Figure 2-9.AM superheterodyne receiver and waveforms.
The IF carrier is applied to the IF amplifier. The amplified IF carrier is then sent to the detector. The
output of the detector is the audio component of the input signal. This audio component is then passed
through an audio frequency amplifier. The amplified audio component is sent to a speaker for
reproduction. This allows you to hear the signal.
You should note that a superheterodyne receiver may have more than one frequency-converting
stage and as many amplifiers as needed to obtain the desired power output. (Additional amplifiers are not
HETERODYNING.As you know the intermediate frequency is developed by a process called
heterodyning. This action takes place in the mixer stage (sometimes called a converter or first detector).
Heterodyning is the combining of the incoming signal with the local oscillator signal. When heterodyning
the incoming signal and the local oscillator signal in the mixer stage, four frequencies are produced. They
are the two basic input frequencies and the sum and the difference of those two frequencies. The amplifier
that follows (IF amplifier) will be tuned to the difference frequency. This difference frequency is known
as the intermediate frequency (IF). A typical value of IF for an AM communications receiver is 455
kilohertz. The difference frequency is a lower frequency than either the rf input or oscillator frequencies.
This lower frequency gives slightly better gain but does increase the chances of image frequency
interference. Image frequencies will be discussed later in this chapter.
DETECTION.Once the IF stages have amplified the intermediate frequency to a sufficient level,
it is fed to the detector. When the mixer is referred to as the first detector, this stage would be called the
second detector. The detector extracts the modulating audio signal. The detector stage consists of a
rectifying device and filter, which respond only to the amplitude variations of the IF signal. This develops
an output voltage varying at an audio-frequency rate. The output from the detector is further amplified in
the audio amplifier and is used to drive a speaker or earphones.
Frequency Modulated Receiver
The function of a frequency-modulated receiver is the same as that of an AM superheterodyne
receiver. You will find some important differences in component construction and circuit design caused
by differences in the modulating technique. Figure 2-10 is a block diagram showing waveforms of a

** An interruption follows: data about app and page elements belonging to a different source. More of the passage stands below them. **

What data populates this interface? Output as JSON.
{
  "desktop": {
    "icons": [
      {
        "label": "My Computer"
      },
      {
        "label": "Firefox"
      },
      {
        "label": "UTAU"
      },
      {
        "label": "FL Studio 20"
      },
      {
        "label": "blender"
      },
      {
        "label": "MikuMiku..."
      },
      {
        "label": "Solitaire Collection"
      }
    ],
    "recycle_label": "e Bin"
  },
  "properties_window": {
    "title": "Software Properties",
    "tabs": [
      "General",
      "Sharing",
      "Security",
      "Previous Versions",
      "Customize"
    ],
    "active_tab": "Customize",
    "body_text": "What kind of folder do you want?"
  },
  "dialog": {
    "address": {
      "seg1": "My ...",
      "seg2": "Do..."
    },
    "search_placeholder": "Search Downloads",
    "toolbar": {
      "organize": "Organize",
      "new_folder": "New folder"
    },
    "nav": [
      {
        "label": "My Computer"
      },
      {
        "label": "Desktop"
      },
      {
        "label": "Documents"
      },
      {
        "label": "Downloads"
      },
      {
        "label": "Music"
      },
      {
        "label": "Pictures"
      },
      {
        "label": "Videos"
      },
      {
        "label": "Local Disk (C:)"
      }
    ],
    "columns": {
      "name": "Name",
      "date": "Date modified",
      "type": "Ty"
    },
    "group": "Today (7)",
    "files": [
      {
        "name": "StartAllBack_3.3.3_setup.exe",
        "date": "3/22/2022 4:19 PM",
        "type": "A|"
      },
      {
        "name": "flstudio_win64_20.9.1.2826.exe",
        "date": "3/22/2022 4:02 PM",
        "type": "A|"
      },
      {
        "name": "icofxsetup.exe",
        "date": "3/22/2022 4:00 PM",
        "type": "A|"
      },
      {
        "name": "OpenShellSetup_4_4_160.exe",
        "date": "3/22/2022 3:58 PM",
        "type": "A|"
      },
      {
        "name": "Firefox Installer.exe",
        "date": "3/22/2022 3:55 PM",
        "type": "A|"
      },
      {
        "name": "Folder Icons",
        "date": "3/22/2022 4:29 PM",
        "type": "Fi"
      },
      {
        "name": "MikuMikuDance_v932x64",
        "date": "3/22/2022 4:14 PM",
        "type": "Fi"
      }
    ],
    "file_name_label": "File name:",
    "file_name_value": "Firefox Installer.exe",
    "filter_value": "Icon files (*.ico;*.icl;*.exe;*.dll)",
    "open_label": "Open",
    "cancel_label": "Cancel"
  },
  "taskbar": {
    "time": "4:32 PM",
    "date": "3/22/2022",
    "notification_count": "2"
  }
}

typical fm superheterodyne receiver. Comparison of block diagrams in figures 2-9 and 2-10 shows that in
both AM and fm receivers, the amplitude of the incoming signal is increased in the rf stages. The mixer